» Work instruction: Return every line of the data exactly as it stands.

» Data in this exercise:
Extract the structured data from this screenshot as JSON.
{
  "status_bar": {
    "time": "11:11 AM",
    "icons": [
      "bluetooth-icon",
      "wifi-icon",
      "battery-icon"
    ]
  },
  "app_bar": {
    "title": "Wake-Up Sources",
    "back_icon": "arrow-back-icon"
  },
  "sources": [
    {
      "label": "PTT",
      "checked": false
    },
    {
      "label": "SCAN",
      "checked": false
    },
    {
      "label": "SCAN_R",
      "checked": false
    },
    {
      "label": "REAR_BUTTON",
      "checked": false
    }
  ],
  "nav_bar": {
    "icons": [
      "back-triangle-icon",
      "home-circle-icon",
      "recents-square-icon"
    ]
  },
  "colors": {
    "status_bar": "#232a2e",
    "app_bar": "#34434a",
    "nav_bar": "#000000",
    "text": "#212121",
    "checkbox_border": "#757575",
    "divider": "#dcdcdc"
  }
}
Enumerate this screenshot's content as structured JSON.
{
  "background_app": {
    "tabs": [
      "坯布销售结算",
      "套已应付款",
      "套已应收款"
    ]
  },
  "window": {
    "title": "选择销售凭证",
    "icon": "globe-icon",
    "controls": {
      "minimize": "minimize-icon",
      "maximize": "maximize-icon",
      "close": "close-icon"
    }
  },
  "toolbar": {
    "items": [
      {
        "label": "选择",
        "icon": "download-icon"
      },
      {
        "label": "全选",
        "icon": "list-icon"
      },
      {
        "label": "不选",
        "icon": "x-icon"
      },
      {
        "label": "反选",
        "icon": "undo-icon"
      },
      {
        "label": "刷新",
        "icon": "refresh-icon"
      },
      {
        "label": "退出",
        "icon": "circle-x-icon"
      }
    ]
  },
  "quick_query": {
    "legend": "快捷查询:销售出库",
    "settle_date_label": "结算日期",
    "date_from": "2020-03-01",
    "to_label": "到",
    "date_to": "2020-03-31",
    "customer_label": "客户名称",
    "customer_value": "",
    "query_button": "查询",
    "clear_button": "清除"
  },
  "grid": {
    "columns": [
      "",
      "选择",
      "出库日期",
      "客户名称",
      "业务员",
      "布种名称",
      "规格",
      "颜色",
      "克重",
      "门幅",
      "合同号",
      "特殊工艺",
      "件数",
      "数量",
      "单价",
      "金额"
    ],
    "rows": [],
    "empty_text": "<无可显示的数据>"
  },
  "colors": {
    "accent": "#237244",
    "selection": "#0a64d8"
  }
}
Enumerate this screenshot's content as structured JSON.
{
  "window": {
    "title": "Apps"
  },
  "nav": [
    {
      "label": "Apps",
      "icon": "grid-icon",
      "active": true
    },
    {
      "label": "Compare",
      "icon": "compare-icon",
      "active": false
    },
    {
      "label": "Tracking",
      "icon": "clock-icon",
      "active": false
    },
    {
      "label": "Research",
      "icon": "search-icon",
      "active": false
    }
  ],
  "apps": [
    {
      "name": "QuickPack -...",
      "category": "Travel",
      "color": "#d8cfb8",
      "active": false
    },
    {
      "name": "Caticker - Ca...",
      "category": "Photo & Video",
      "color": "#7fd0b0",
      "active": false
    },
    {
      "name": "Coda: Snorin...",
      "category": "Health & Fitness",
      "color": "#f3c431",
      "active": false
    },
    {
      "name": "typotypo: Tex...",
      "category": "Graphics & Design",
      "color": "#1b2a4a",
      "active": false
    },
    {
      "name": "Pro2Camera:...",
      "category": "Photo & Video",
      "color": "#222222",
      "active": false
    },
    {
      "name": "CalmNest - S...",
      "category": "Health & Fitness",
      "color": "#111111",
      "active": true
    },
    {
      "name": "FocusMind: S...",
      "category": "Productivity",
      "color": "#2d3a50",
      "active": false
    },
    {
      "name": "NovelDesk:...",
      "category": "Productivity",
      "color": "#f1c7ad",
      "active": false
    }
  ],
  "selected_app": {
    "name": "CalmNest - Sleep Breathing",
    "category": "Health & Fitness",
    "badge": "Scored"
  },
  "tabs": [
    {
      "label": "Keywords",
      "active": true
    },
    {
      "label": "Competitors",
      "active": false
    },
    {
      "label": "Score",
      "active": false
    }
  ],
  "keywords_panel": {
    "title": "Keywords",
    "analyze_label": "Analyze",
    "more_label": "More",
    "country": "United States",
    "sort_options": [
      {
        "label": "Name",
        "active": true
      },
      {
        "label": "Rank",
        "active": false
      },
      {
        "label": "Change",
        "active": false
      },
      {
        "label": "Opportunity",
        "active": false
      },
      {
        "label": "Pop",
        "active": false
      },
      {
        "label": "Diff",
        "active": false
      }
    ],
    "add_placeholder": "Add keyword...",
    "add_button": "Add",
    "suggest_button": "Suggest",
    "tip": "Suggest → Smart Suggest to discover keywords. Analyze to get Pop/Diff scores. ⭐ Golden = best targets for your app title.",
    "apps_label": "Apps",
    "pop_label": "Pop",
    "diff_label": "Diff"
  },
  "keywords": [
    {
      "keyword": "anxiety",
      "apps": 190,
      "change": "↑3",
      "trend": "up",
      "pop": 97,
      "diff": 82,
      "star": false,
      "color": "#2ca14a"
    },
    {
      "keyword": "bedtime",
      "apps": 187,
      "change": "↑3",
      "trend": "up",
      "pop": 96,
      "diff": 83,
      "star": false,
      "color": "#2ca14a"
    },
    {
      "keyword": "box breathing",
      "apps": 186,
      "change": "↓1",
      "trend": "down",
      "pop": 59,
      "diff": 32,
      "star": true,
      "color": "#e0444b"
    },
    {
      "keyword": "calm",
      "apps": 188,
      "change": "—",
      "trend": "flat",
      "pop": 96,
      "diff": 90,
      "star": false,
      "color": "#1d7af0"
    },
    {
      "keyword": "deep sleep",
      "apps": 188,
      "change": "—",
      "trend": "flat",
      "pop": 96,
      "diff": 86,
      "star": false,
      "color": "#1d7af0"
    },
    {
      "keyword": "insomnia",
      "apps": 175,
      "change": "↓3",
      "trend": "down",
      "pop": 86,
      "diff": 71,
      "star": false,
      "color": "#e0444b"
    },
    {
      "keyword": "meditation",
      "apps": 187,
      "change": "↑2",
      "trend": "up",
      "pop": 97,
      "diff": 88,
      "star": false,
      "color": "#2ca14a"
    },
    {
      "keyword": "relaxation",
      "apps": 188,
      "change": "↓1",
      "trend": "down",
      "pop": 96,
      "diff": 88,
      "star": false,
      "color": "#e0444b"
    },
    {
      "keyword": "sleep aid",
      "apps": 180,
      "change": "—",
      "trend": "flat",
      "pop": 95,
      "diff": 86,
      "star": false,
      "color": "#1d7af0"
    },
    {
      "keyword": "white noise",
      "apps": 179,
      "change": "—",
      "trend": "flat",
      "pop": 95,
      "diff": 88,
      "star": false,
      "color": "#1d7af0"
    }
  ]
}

» Task result:
Extract the structured data from this screenshot as JSON.
{
  "status_bar": {
    "time": "11:11 AM",
    "icons": [
      "bluetooth-icon",
      "wifi-icon",
      "battery-icon"
    ]
  },
  "app_bar": {
    "title": "Wake-Up Sources",
    "back_icon": "arrow-back-icon"
  },
  "sources": [
    {
      "label": "PTT",
      "checked": false
    },
    {
      "label": "SCAN",
      "checked": false
    },
    {
      "label": "SCAN_R",
      "checked": false
    },
    {
      "label": "REAR_BUTTON",
      "checked": false
    }
  ],
  "nav_bar": {
    "icons": [
      "back-triangle-icon",
      "home-circle-icon",
      "recents-square-icon"
    ]
  },
  "colors": {
    "status_bar": "#232a2e",
    "app_bar": "#34434a",
    "nav_bar": "#000000",
    "text": "#212121",
    "checkbox_border": "#757575",
    "divider": "#dcdcdc"
  }
}
Enumerate this screenshot's content as structured JSON.
{
  "background_app": {
    "tabs": [
      "坯布销售结算",
      "套已应付款",
      "套已应收款"
    ]
  },
  "window": {
    "title": "选择销售凭证",
    "icon": "globe-icon",
    "controls": {
      "minimize": "minimize-icon",
      "maximize": "maximize-icon",
      "close": "close-icon"
    }
  },
  "toolbar": {
    "items": [
      {
        "label": "选择",
        "icon": "download-icon"
      },
      {
        "label": "全选",
        "icon": "list-icon"
      },
      {
        "label": "不选",
        "icon": "x-icon"
      },
      {
        "label": "反选",
        "icon": "undo-icon"
      },
      {
        "label": "刷新",
        "icon": "refresh-icon"
      },
      {
        "label": "退出",
        "icon": "circle-x-icon"
      }
    ]
  },
  "quick_query": {
    "legend": "快捷查询:销售出库",
    "settle_date_label": "结算日期",
    "date_from": "2020-03-01",
    "to_label": "到",
    "date_to": "2020-03-31",
    "customer_label": "客户名称",
    "customer_value": "",
    "query_button": "查询",
    "clear_button": "清除"
  },
  "grid": {
    "columns": [
      "",
      "选择",
      "出库日期",
      "客户名称",
      "业务员",
      "布种名称",
      "规格",
      "颜色",
      "克重",
      "门幅",
      "合同号",
      "特殊工艺",
      "件数",
      "数量",
      "单价",
      "金额"
    ],
    "rows": [],
    "empty_text": "<无可显示的数据>"
  },
  "colors": {
    "accent": "#237244",
    "selection": "#0a64d8"
  }
}
Enumerate this screenshot's content as structured JSON.
{
  "window": {
    "title": "Apps"
  },
  "nav": [
    {
      "label": "Apps",
      "icon": "grid-icon",
      "active": true
    },
    {
      "label": "Compare",
      "icon": "compare-icon",
      "active": false
    },
    {
      "label": "Tracking",
      "icon": "clock-icon",
      "active": false
    },
    {
      "label": "Research",
      "icon": "search-icon",
      "active": false
    }
  ],
  "apps": [
    {
      "name": "QuickPack -...",
      "category": "Travel",
      "color": "#d8cfb8",
      "active": false
    },
    {
      "name": "Caticker - Ca...",
      "category": "Photo & Video",
      "color": "#7fd0b0",
      "active": false
    },
    {
      "name": "Coda: Snorin...",
      "category": "Health & Fitness",
      "color": "#f3c431",
      "active": false
    },
    {
      "name": "typotypo: Tex...",
      "category": "Graphics & Design",
      "color": "#1b2a4a",
      "active": false
    },
    {
      "name": "Pro2Camera:...",
      "category": "Photo & Video",
      "color": "#222222",
      "active": false
    },
    {
      "name": "CalmNest - S...",
      "category": "Health & Fitness",
      "color": "#111111",
      "active": true
    },
    {
      "name": "FocusMind: S...",
      "category": "Productivity",
      "color": "#2d3a50",
      "active": false
    },
    {
      "name": "NovelDesk:...",
      "category": "Productivity",
      "color": "#f1c7ad",
      "active": false
    }
  ],
  "selected_app": {
    "name": "CalmNest - Sleep Breathing",
    "category": "Health & Fitness",
    "badge": "Scored"
  },
  "tabs": [
    {
      "label": "Keywords",
      "active": true
    },
    {
      "label": "Competitors",
      "active": false
    },
    {
      "label": "Score",
      "active": false
    }
  ],
  "keywords_panel": {
    "title": "Keywords",
    "analyze_label": "Analyze",
    "more_label": "More",
    "country": "United States",
    "sort_options": [
      {
        "label": "Name",
        "active": true
      },
      {
        "label": "Rank",
        "active": false
      },
      {
        "label": "Change",
        "active": false
      },
      {
        "label": "Opportunity",
        "active": false
      },
      {
        "label": "Pop",
        "active": false
      },
      {
        "label": "Diff",
        "active": false
      }
    ],
    "add_placeholder": "Add keyword...",
    "add_button": "Add",
    "suggest_button": "Suggest",
    "tip": "Suggest → Smart Suggest to discover keywords. Analyze to get Pop/Diff scores. ⭐ Golden = best targets for your app title.",
    "apps_label": "Apps",
    "pop_label": "Pop",
    "diff_label": "Diff"
  },
  "keywords": [
    {
      "keyword": "anxiety",
      "apps": 190,
      "change": "↑3",
      "trend": "up",
      "pop": 97,
      "diff": 82,
      "star": false,
      "color": "#2ca14a"
    },
    {
      "keyword": "bedtime",
      "apps": 187,
      "change": "↑3",
      "trend": "up",
      "pop": 96,
      "diff": 83,
      "star": false,
      "color": "#2ca14a"
    },
    {
      "keyword": "box breathing",
      "apps": 186,
      "change": "↓1",
      "trend": "down",
      "pop": 59,
      "diff": 32,
      "star": true,
      "color": "#e0444b"
    },
    {
      "keyword": "calm",
      "apps": 188,
      "change": "—",
      "trend": "flat",
      "pop": 96,
      "diff": 90,
      "star": false,
      "color": "#1d7af0"
    },
    {
      "keyword": "deep sleep",
      "apps": 188,
      "change": "—",
      "trend": "flat",
      "pop": 96,
      "diff": 86,
      "star": false,
      "color": "#1d7af0"
    },
    {
      "keyword": "insomnia",
      "apps": 175,
      "change": "↓3",
      "trend": "down",
      "pop": 86,
      "diff": 71,
      "star": false,
      "color": "#e0444b"
    },
    {
      "keyword": "meditation",
      "apps": 187,
      "change": "↑2",
      "trend": "up",
      "pop": 97,
      "diff": 88,
      "star": false,
      "color": "#2ca14a"
    },
    {
      "keyword": "relaxation",
      "apps": 188,
      "change": "↓1",
      "trend": "down",
      "pop": 96,
      "diff": 88,
      "star": false,
      "color": "#e0444b"
    },
    {
      "keyword": "sleep aid",
      "apps": 180,
      "change": "—",
      "trend": "flat",
      "pop": 95,
      "diff": 86,
      "star": false,
      "color": "#1d7af0"
    },
    {
      "keyword": "white noise",
      "apps": 179,
      "change": "—",
      "trend": "flat",
      "pop": 95,
      "diff": 88,
      "star": false,
      "color": "#1d7af0"
    }
  ]
}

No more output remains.